Supplied information Block Start

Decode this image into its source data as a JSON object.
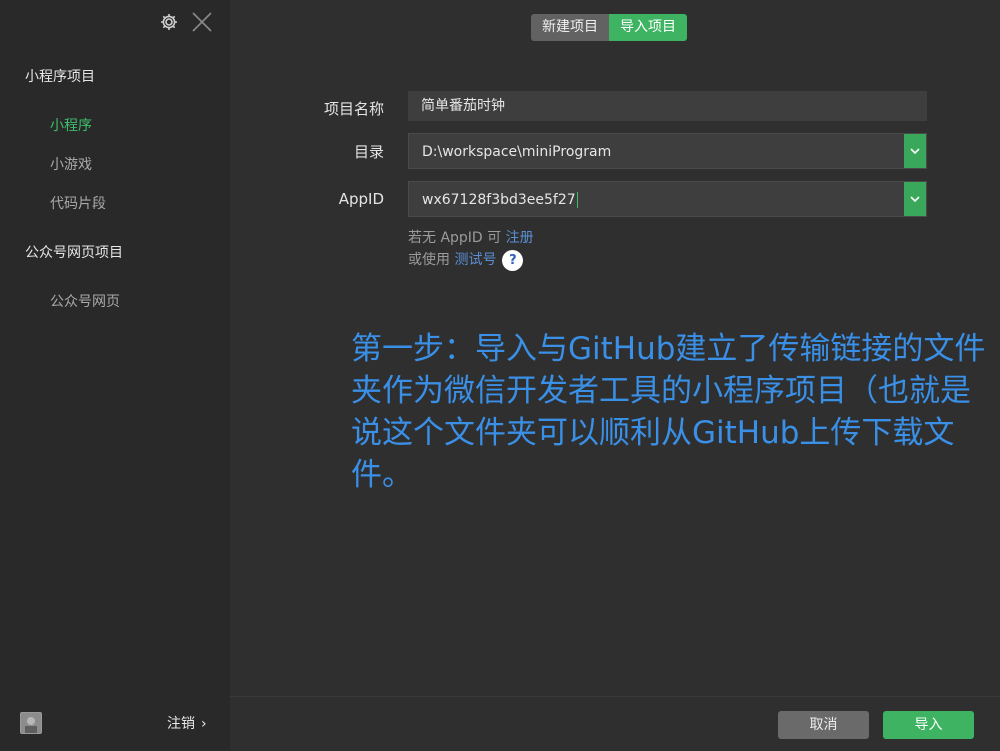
{
  "sidebar": {
    "section1_title": "小程序项目",
    "section1_items": [
      "小程序",
      "小游戏",
      "代码片段"
    ],
    "section2_title": "公众号网页项目",
    "section2_items": [
      "公众号网页"
    ],
    "logout_label": "注销",
    "icons": {
      "settings": "gear-icon",
      "close": "close-icon",
      "avatar": "avatar",
      "arrow": "chevron-right-icon"
    }
  },
  "tabs": {
    "new_label": "新建项目",
    "import_label": "导入项目",
    "active": "导入项目"
  },
  "form": {
    "name_label": "项目名称",
    "name_value": "简单番茄时钟",
    "dir_label": "目录",
    "dir_value": "D:\\workspace\\miniProgram",
    "appid_label": "AppID",
    "appid_value": "wx67128f3bd3ee5f27",
    "hint1_prefix": "若无 AppID 可 ",
    "hint1_link": "注册",
    "hint2_prefix": "或使用 ",
    "hint2_link": "测试号",
    "help_symbol": "?"
  },
  "annotation": "第一步：导入与GitHub建立了传输链接的文件夹作为微信开发者工具的小程序项目（也就是说这个文件夹可以顺利从GitHub上传下载文件。",
  "footer": {
    "cancel_label": "取消",
    "import_label": "导入"
  },
  "colors": {
    "accent_green": "#3eb462",
    "link_blue": "#5b8fd4",
    "annotation_blue": "#3a8fe6"
  }
}
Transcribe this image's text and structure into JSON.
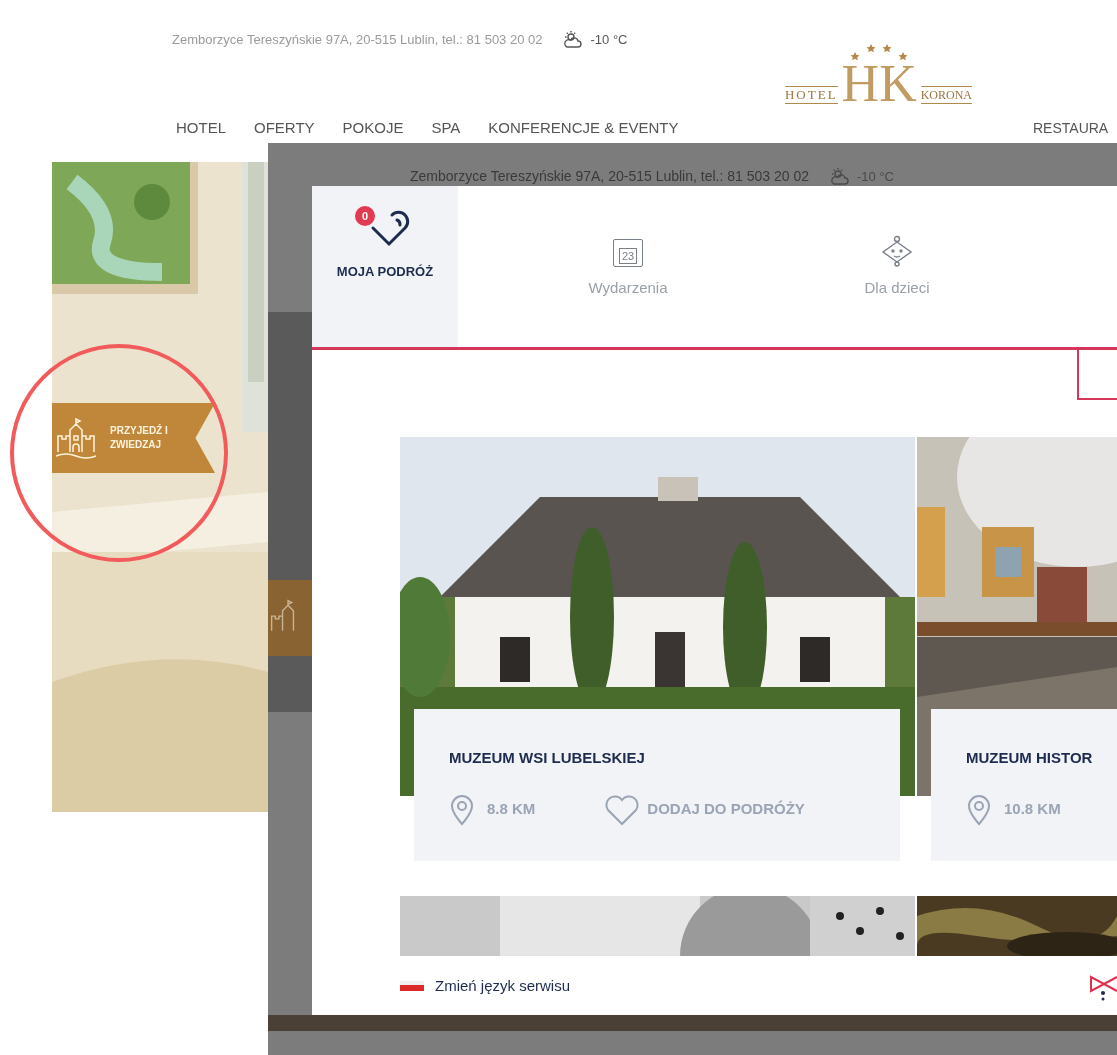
{
  "header": {
    "address": "Zemborzyce Tereszyńskie 97A, 20-515 Lublin, tel.: 81 503 20 02",
    "temperature": "-10 °C"
  },
  "logo": {
    "left": "HOTEL",
    "monogram": "HK",
    "right": "KORONA"
  },
  "nav": [
    "HOTEL",
    "OFERTY",
    "POKOJE",
    "SPA",
    "KONFERENCJE & EVENTY",
    "RESTAURA"
  ],
  "ribbon": {
    "lines": [
      "PRZYJEDŹ I",
      "ZWIEDZAJ"
    ]
  },
  "overlay_header": {
    "address": "Zemborzyce Tereszyńskie 97A, 20-515 Lublin, tel.: 81 503 20 02",
    "temperature": "-10 °C"
  },
  "panel": {
    "tabs": [
      {
        "kind": "trip",
        "label": "MOJA PODRÓŻ",
        "badge": "0",
        "selected": true
      },
      {
        "kind": "events",
        "label": "Wydarzenia",
        "icon_text": "23",
        "selected": false
      },
      {
        "kind": "kids",
        "label": "Dla dzieci",
        "selected": false
      }
    ],
    "places": [
      {
        "name": "MUZEUM WSI LUBELSKIEJ",
        "distance": "8.8 KM",
        "action": "DODAJ DO PODRÓŻY"
      },
      {
        "name": "MUZEUM HISTOR",
        "distance": "10.8 KM"
      }
    ],
    "footer": {
      "language_link": "Zmień język serwisu"
    }
  }
}
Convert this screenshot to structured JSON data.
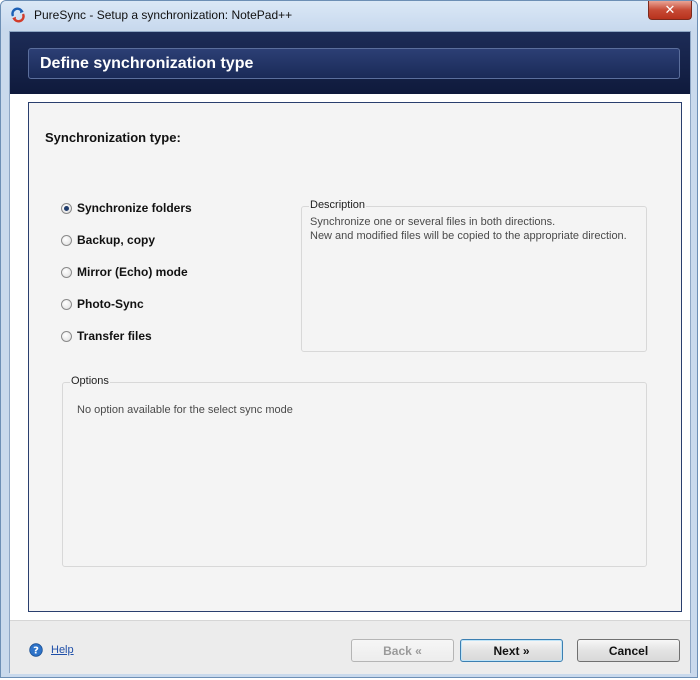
{
  "window": {
    "title": "PureSync - Setup a synchronization: NotePad++",
    "close_label": "✕"
  },
  "header": {
    "title": "Define synchronization type"
  },
  "sync_type": {
    "heading": "Synchronization type:",
    "selected": "Synchronize folders",
    "options": [
      {
        "label": "Synchronize folders",
        "checked": true
      },
      {
        "label": "Backup, copy",
        "checked": false
      },
      {
        "label": "Mirror (Echo) mode",
        "checked": false
      },
      {
        "label": "Photo-Sync",
        "checked": false
      },
      {
        "label": "Transfer files",
        "checked": false
      }
    ]
  },
  "description": {
    "legend": "Description",
    "line1": "Synchronize one or several files in both directions.",
    "line2": "New and modified files will be copied to the appropriate direction."
  },
  "options_box": {
    "legend": "Options",
    "text": "No option available for the select sync mode"
  },
  "footer": {
    "help_label": "Help",
    "back_label": "Back «",
    "next_label": "Next »",
    "cancel_label": "Cancel"
  },
  "icons": {
    "app": "puresync-sync-arrows-icon",
    "help": "help-question-icon"
  },
  "colors": {
    "header_band": "#1d2c57",
    "link": "#1f4fa8",
    "close_button": "#c74a35"
  }
}
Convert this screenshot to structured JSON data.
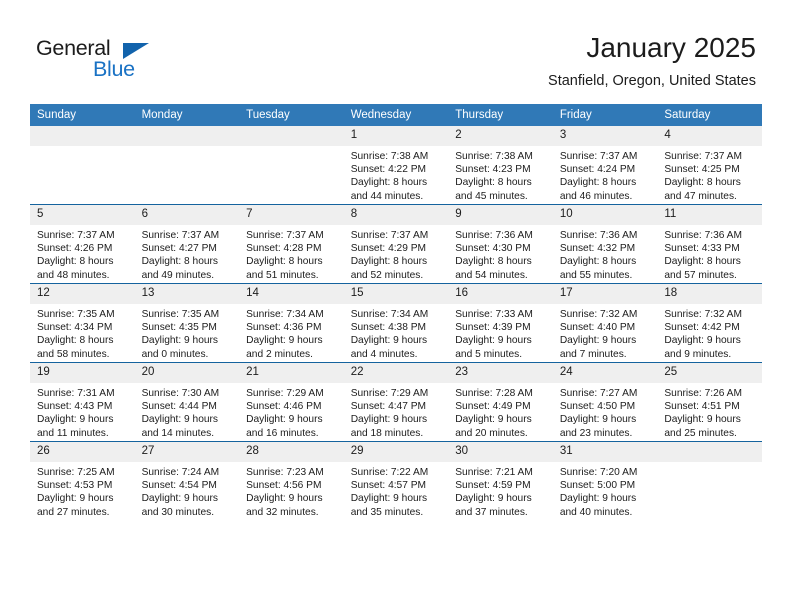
{
  "brand": {
    "name_part1": "General",
    "name_part2": "Blue",
    "accent_color": "#1a72c4",
    "triangle_color": "#1263ac"
  },
  "header": {
    "title": "January 2025",
    "subtitle": "Stanfield, Oregon, United States"
  },
  "calendar": {
    "header_bg": "#3079b7",
    "daynum_bg": "#efefef",
    "row_separator_color": "#15639e",
    "weekdays": [
      "Sunday",
      "Monday",
      "Tuesday",
      "Wednesday",
      "Thursday",
      "Friday",
      "Saturday"
    ],
    "weeks": [
      [
        {
          "day": "",
          "empty": true,
          "sunrise": "",
          "sunset": "",
          "daylight1": "",
          "daylight2": ""
        },
        {
          "day": "",
          "empty": true,
          "sunrise": "",
          "sunset": "",
          "daylight1": "",
          "daylight2": ""
        },
        {
          "day": "",
          "empty": true,
          "sunrise": "",
          "sunset": "",
          "daylight1": "",
          "daylight2": ""
        },
        {
          "day": "1",
          "sunrise": "Sunrise: 7:38 AM",
          "sunset": "Sunset: 4:22 PM",
          "daylight1": "Daylight: 8 hours",
          "daylight2": "and 44 minutes."
        },
        {
          "day": "2",
          "sunrise": "Sunrise: 7:38 AM",
          "sunset": "Sunset: 4:23 PM",
          "daylight1": "Daylight: 8 hours",
          "daylight2": "and 45 minutes."
        },
        {
          "day": "3",
          "sunrise": "Sunrise: 7:37 AM",
          "sunset": "Sunset: 4:24 PM",
          "daylight1": "Daylight: 8 hours",
          "daylight2": "and 46 minutes."
        },
        {
          "day": "4",
          "sunrise": "Sunrise: 7:37 AM",
          "sunset": "Sunset: 4:25 PM",
          "daylight1": "Daylight: 8 hours",
          "daylight2": "and 47 minutes."
        }
      ],
      [
        {
          "day": "5",
          "sunrise": "Sunrise: 7:37 AM",
          "sunset": "Sunset: 4:26 PM",
          "daylight1": "Daylight: 8 hours",
          "daylight2": "and 48 minutes."
        },
        {
          "day": "6",
          "sunrise": "Sunrise: 7:37 AM",
          "sunset": "Sunset: 4:27 PM",
          "daylight1": "Daylight: 8 hours",
          "daylight2": "and 49 minutes."
        },
        {
          "day": "7",
          "sunrise": "Sunrise: 7:37 AM",
          "sunset": "Sunset: 4:28 PM",
          "daylight1": "Daylight: 8 hours",
          "daylight2": "and 51 minutes."
        },
        {
          "day": "8",
          "sunrise": "Sunrise: 7:37 AM",
          "sunset": "Sunset: 4:29 PM",
          "daylight1": "Daylight: 8 hours",
          "daylight2": "and 52 minutes."
        },
        {
          "day": "9",
          "sunrise": "Sunrise: 7:36 AM",
          "sunset": "Sunset: 4:30 PM",
          "daylight1": "Daylight: 8 hours",
          "daylight2": "and 54 minutes."
        },
        {
          "day": "10",
          "sunrise": "Sunrise: 7:36 AM",
          "sunset": "Sunset: 4:32 PM",
          "daylight1": "Daylight: 8 hours",
          "daylight2": "and 55 minutes."
        },
        {
          "day": "11",
          "sunrise": "Sunrise: 7:36 AM",
          "sunset": "Sunset: 4:33 PM",
          "daylight1": "Daylight: 8 hours",
          "daylight2": "and 57 minutes."
        }
      ],
      [
        {
          "day": "12",
          "sunrise": "Sunrise: 7:35 AM",
          "sunset": "Sunset: 4:34 PM",
          "daylight1": "Daylight: 8 hours",
          "daylight2": "and 58 minutes."
        },
        {
          "day": "13",
          "sunrise": "Sunrise: 7:35 AM",
          "sunset": "Sunset: 4:35 PM",
          "daylight1": "Daylight: 9 hours",
          "daylight2": "and 0 minutes."
        },
        {
          "day": "14",
          "sunrise": "Sunrise: 7:34 AM",
          "sunset": "Sunset: 4:36 PM",
          "daylight1": "Daylight: 9 hours",
          "daylight2": "and 2 minutes."
        },
        {
          "day": "15",
          "sunrise": "Sunrise: 7:34 AM",
          "sunset": "Sunset: 4:38 PM",
          "daylight1": "Daylight: 9 hours",
          "daylight2": "and 4 minutes."
        },
        {
          "day": "16",
          "sunrise": "Sunrise: 7:33 AM",
          "sunset": "Sunset: 4:39 PM",
          "daylight1": "Daylight: 9 hours",
          "daylight2": "and 5 minutes."
        },
        {
          "day": "17",
          "sunrise": "Sunrise: 7:32 AM",
          "sunset": "Sunset: 4:40 PM",
          "daylight1": "Daylight: 9 hours",
          "daylight2": "and 7 minutes."
        },
        {
          "day": "18",
          "sunrise": "Sunrise: 7:32 AM",
          "sunset": "Sunset: 4:42 PM",
          "daylight1": "Daylight: 9 hours",
          "daylight2": "and 9 minutes."
        }
      ],
      [
        {
          "day": "19",
          "sunrise": "Sunrise: 7:31 AM",
          "sunset": "Sunset: 4:43 PM",
          "daylight1": "Daylight: 9 hours",
          "daylight2": "and 11 minutes."
        },
        {
          "day": "20",
          "sunrise": "Sunrise: 7:30 AM",
          "sunset": "Sunset: 4:44 PM",
          "daylight1": "Daylight: 9 hours",
          "daylight2": "and 14 minutes."
        },
        {
          "day": "21",
          "sunrise": "Sunrise: 7:29 AM",
          "sunset": "Sunset: 4:46 PM",
          "daylight1": "Daylight: 9 hours",
          "daylight2": "and 16 minutes."
        },
        {
          "day": "22",
          "sunrise": "Sunrise: 7:29 AM",
          "sunset": "Sunset: 4:47 PM",
          "daylight1": "Daylight: 9 hours",
          "daylight2": "and 18 minutes."
        },
        {
          "day": "23",
          "sunrise": "Sunrise: 7:28 AM",
          "sunset": "Sunset: 4:49 PM",
          "daylight1": "Daylight: 9 hours",
          "daylight2": "and 20 minutes."
        },
        {
          "day": "24",
          "sunrise": "Sunrise: 7:27 AM",
          "sunset": "Sunset: 4:50 PM",
          "daylight1": "Daylight: 9 hours",
          "daylight2": "and 23 minutes."
        },
        {
          "day": "25",
          "sunrise": "Sunrise: 7:26 AM",
          "sunset": "Sunset: 4:51 PM",
          "daylight1": "Daylight: 9 hours",
          "daylight2": "and 25 minutes."
        }
      ],
      [
        {
          "day": "26",
          "sunrise": "Sunrise: 7:25 AM",
          "sunset": "Sunset: 4:53 PM",
          "daylight1": "Daylight: 9 hours",
          "daylight2": "and 27 minutes."
        },
        {
          "day": "27",
          "sunrise": "Sunrise: 7:24 AM",
          "sunset": "Sunset: 4:54 PM",
          "daylight1": "Daylight: 9 hours",
          "daylight2": "and 30 minutes."
        },
        {
          "day": "28",
          "sunrise": "Sunrise: 7:23 AM",
          "sunset": "Sunset: 4:56 PM",
          "daylight1": "Daylight: 9 hours",
          "daylight2": "and 32 minutes."
        },
        {
          "day": "29",
          "sunrise": "Sunrise: 7:22 AM",
          "sunset": "Sunset: 4:57 PM",
          "daylight1": "Daylight: 9 hours",
          "daylight2": "and 35 minutes."
        },
        {
          "day": "30",
          "sunrise": "Sunrise: 7:21 AM",
          "sunset": "Sunset: 4:59 PM",
          "daylight1": "Daylight: 9 hours",
          "daylight2": "and 37 minutes."
        },
        {
          "day": "31",
          "sunrise": "Sunrise: 7:20 AM",
          "sunset": "Sunset: 5:00 PM",
          "daylight1": "Daylight: 9 hours",
          "daylight2": "and 40 minutes."
        },
        {
          "day": "",
          "empty": true,
          "sunrise": "",
          "sunset": "",
          "daylight1": "",
          "daylight2": ""
        }
      ]
    ]
  }
}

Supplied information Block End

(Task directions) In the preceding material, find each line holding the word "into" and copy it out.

(Result for this exercise)
Decode this image into its source data as a JSON object.
Transcribe this image's text and structure into JSON.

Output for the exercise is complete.